A milk bar, just one little milk bar. Is dairy the word in NZ? Drug store in the US? Amazingly against the onslaught of extended supermarket hours, 711s, and many other convenience stores, some milk bars have survived. Let me tell you of one near my work place.
We start in the early 1980s. Supermarket trading hours were quite restricted. There were a few 711s around, but they were large places and funnily, opened between 7am and 11pm. The milk bar I speak of was a vibrant business. Sandwiches, coffee, deep fryer, papers, ice creams, bread, milk, pies and pasties, coffee, lollies, yep the full on mega milk bar. Plus, it was a Tattslotto agency.
The local newsagent was new. He coveted the local milkbar because it had a Tatslotto agency. He bought the milk bar and installed his mother in it and she ran it well enough. After a year or so, he transferred the Tattslotto agency to his newsagency. It may have taken that long for administrative reasons or tax reasons. There was no longer a reason for the newsagent to own a milk bar and he sold it on as a successful business. It was then owned for a few more years by some Aussies but then it was sold to some Asian born people.
They did initially try to run it as a business to make money. I recall the Chinese Mama chasing a school boy from one or your most exclusive schools down the street because he had snitched something. But the milk bar was looking tired and dingy. My Thai workmate explained to me, it is an immigration thing. They have some money to invest in a business and they invest without caring or understanding about the business. It is just a tool to stay here.

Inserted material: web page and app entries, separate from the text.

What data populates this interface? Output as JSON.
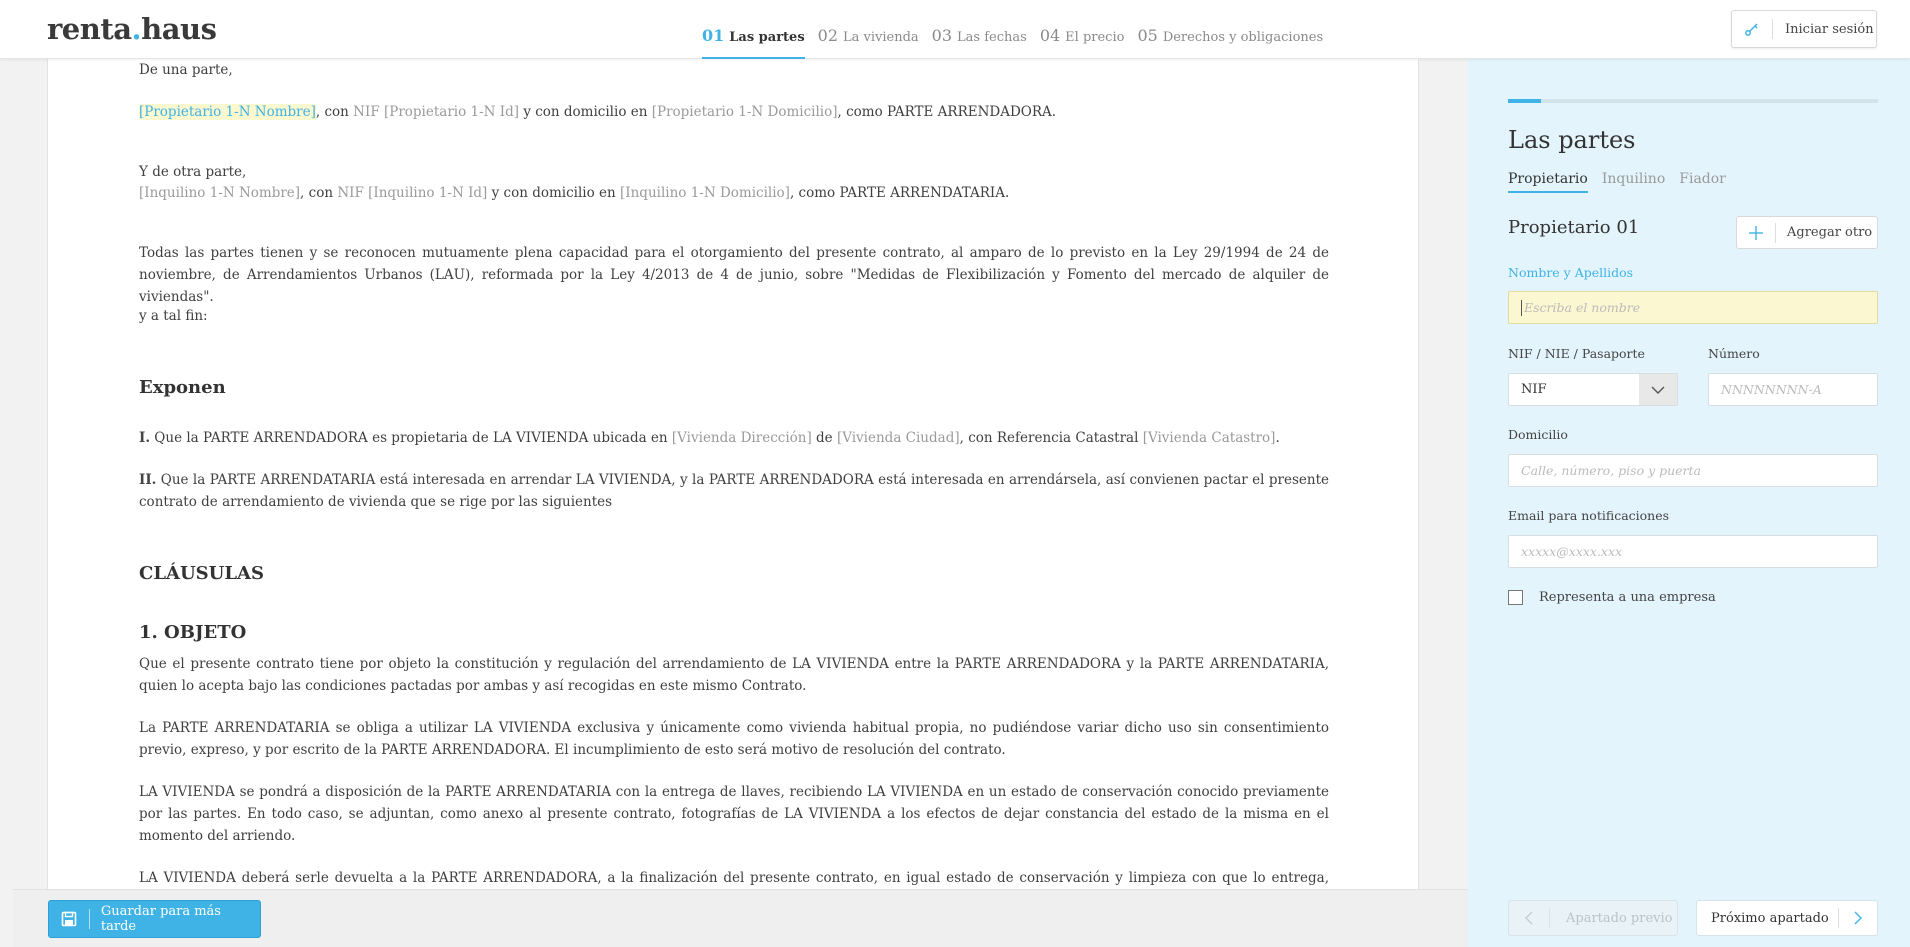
{
  "header": {
    "logo_text_1": "renta",
    "logo_dot": ".",
    "logo_text_2": "haus",
    "steps": [
      {
        "num": "01",
        "label": "Las partes"
      },
      {
        "num": "02",
        "label": "La vivienda"
      },
      {
        "num": "03",
        "label": "Las fechas"
      },
      {
        "num": "04",
        "label": "El precio"
      },
      {
        "num": "05",
        "label": "Derechos y obligaciones"
      }
    ],
    "login_label": "Iniciar sesión"
  },
  "document": {
    "intro": "De una parte,",
    "p1": {
      "owner_name": "[Propietario 1-N Nombre]",
      "t1": ", con ",
      "nif_label": "NIF",
      "owner_id": "[Propietario 1-N Id]",
      "t2": " y con domicilio en ",
      "owner_address": "[Propietario 1-N Domicilio]",
      "t3": ", como PARTE ARRENDADORA."
    },
    "other_part": "Y de otra parte,",
    "p2": {
      "tenant_name": "[Inquilino 1-N Nombre]",
      "t1": ", con ",
      "nif_label": "NIF",
      "tenant_id": "[Inquilino 1-N Id]",
      "t2": " y con domicilio en ",
      "tenant_address": "[Inquilino 1-N Domicilio]",
      "t3": ", como PARTE ARRENDATARIA."
    },
    "capacity": "Todas las partes tienen y se reconocen mutuamente plena capacidad para el otorgamiento del presente contrato, al amparo de lo previsto en la Ley 29/1994 de 24 de noviembre, de Arrendamientos Urbanos (LAU), reformada por la Ley 4/2013 de 4 de junio, sobre \"Medidas de Flexibilización y Fomento del mercado de alquiler de viviendas\".",
    "to_that_end": "y a tal fin:",
    "exponen_title": "Exponen",
    "exp1": {
      "num": "I.",
      "t1": " Que la PARTE ARRENDADORA es propietaria de LA VIVIENDA ubicada en ",
      "address": "[Vivienda Dirección]",
      "t2": " de ",
      "city": "[Vivienda Ciudad]",
      "t3": ", con Referencia Catastral ",
      "cadastre": "[Vivienda Catastro]",
      "t4": "."
    },
    "exp2": {
      "num": "II.",
      "text": " Que la PARTE ARRENDATARIA está interesada en arrendar LA VIVIENDA, y la PARTE ARRENDADORA está interesada en arrendársela, así convienen pactar el presente contrato de arrendamiento de vivienda que se rige por las siguientes"
    },
    "clausulas_title": "CLÁUSULAS",
    "objeto_title": "1. OBJETO",
    "obj1": "Que el presente contrato tiene por objeto la constitución y regulación del arrendamiento de LA VIVIENDA entre la PARTE ARRENDADORA y la PARTE ARRENDATARIA, quien lo acepta bajo las condiciones pactadas por ambas y así recogidas en este mismo Contrato.",
    "obj2": "La PARTE ARRENDATARIA se obliga a utilizar LA VIVIENDA exclusiva y únicamente como vivienda habitual propia, no pudiéndose variar dicho uso sin consentimiento previo, expreso, y por escrito de la PARTE ARRENDADORA. El incumplimiento de esto será motivo de resolución del contrato.",
    "obj3": "LA VIVIENDA se pondrá a disposición de la PARTE ARRENDATARIA con la entrega de llaves, recibiendo LA VIVIENDA en un estado de conservación conocido previamente por las partes. En todo caso, se adjuntan, como anexo al presente contrato, fotografías de LA VIVIENDA a los efectos de dejar constancia del estado de la misma en el momento del arriendo.",
    "obj4": "LA VIVIENDA deberá serle devuelta a la PARTE ARRENDADORA, a la finalización del presente contrato, en igual estado de conservación y limpieza con que lo entrega, salvo el"
  },
  "footer": {
    "save_label": "Guardar para más tarde"
  },
  "panel": {
    "progress_fraction": 0.09,
    "title": "Las partes",
    "subtabs": [
      "Propietario",
      "Inquilino",
      "Fiador"
    ],
    "owner_title": "Propietario 01",
    "add_label": "Agregar otro",
    "name_label": "Nombre y Apellidos",
    "name_placeholder": "Escriba el nombre",
    "doc_type_label": "NIF / NIE / Pasaporte",
    "doc_type_value": "NIF",
    "number_label": "Número",
    "number_placeholder": "NNNNNNNN-A",
    "address_label": "Domicilio",
    "address_placeholder": "Calle, número, piso y puerta",
    "email_label": "Email para notificaciones",
    "email_placeholder": "xxxxx@xxxx.xxx",
    "company_label": "Representa a una empresa",
    "prev_label": "Apartado previo",
    "next_label": "Próximo apartado"
  },
  "colors": {
    "accent": "#3fb3e6",
    "panel_bg": "#e3f4fc",
    "highlight": "#fbf7cf"
  }
}
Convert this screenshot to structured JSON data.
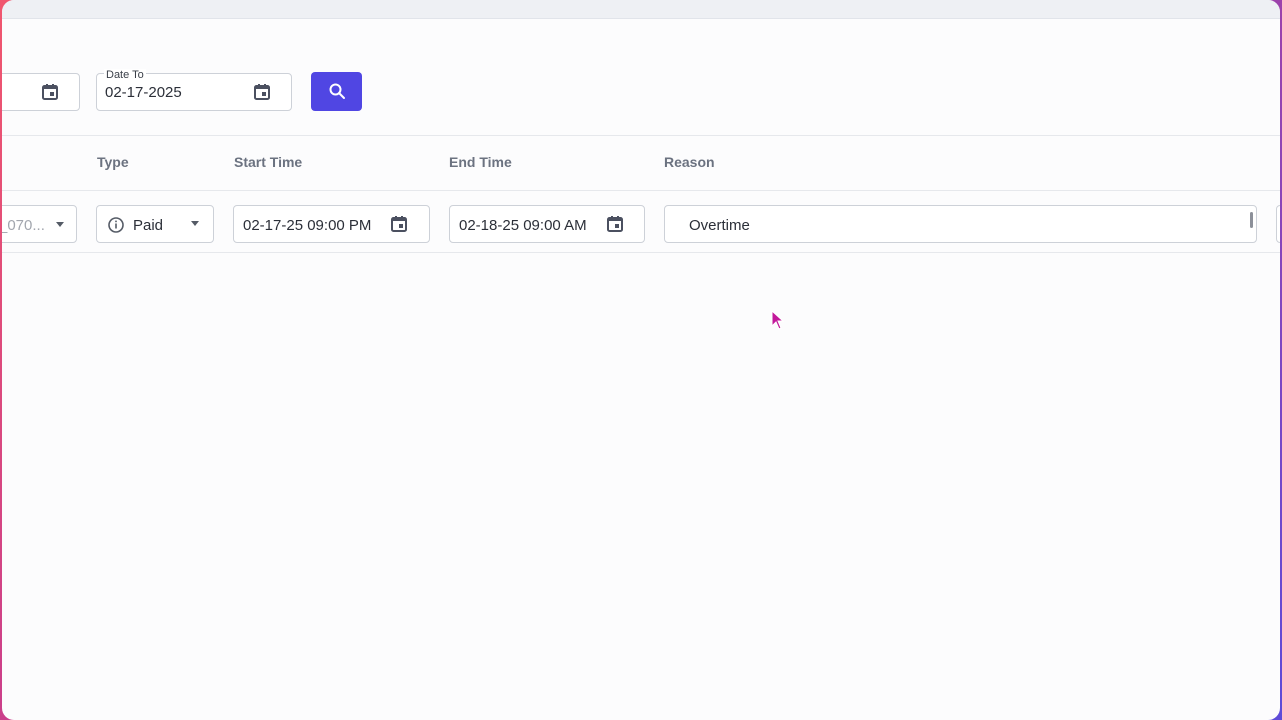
{
  "filters": {
    "date_to_label": "Date To",
    "date_to_value": "02-17-2025"
  },
  "table": {
    "columns": [
      "Type",
      "Start Time",
      "End Time",
      "Reason"
    ],
    "row": {
      "employee_partial": "_070...",
      "type": "Paid",
      "start_time": "02-17-25 09:00 PM",
      "end_time": "02-18-25 09:00 AM",
      "reason": "Overtime"
    }
  },
  "colors": {
    "accent": "#5046e3",
    "cursor": "#c2189a"
  }
}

The faces seemed to change and I stopped patronising the business. On the odd occasion I did go in, a slovenly Chinese woman in a pilled tracksuit eventually appeared from out the back to serve me. Sorry to have bothered you. The deep fryer had not been used for years, the pie oven was long cold and the ice cream selection very poor. A few packets of crisps sat on a dirty chrome frame. I expect almost all stock was out of date.
I really did stop going there in the early 2000s. By then cheap overseas phone call stickers on the filthy exterior window had obscured the filthy state of the interior.
By about 2007 I never saw a customer enter the shop and around that time, it closed.
Then in 2008, activity started happening. Gone were the stickers on the windows, it was being cleaned inside and out and getting a minor renovation. I think they were a Maori couple who took it over, Islander at least.
Then it seemed to change hands again in 2009 with Australian born owners. More renovations and smartening up. Outdoor seating and tables added, music outside from speakers. It was now looking very inviting.
Slowly and slowly the numbers are building up again. Still no where near what they were but it is on its way back to being a successful business. I wish it well.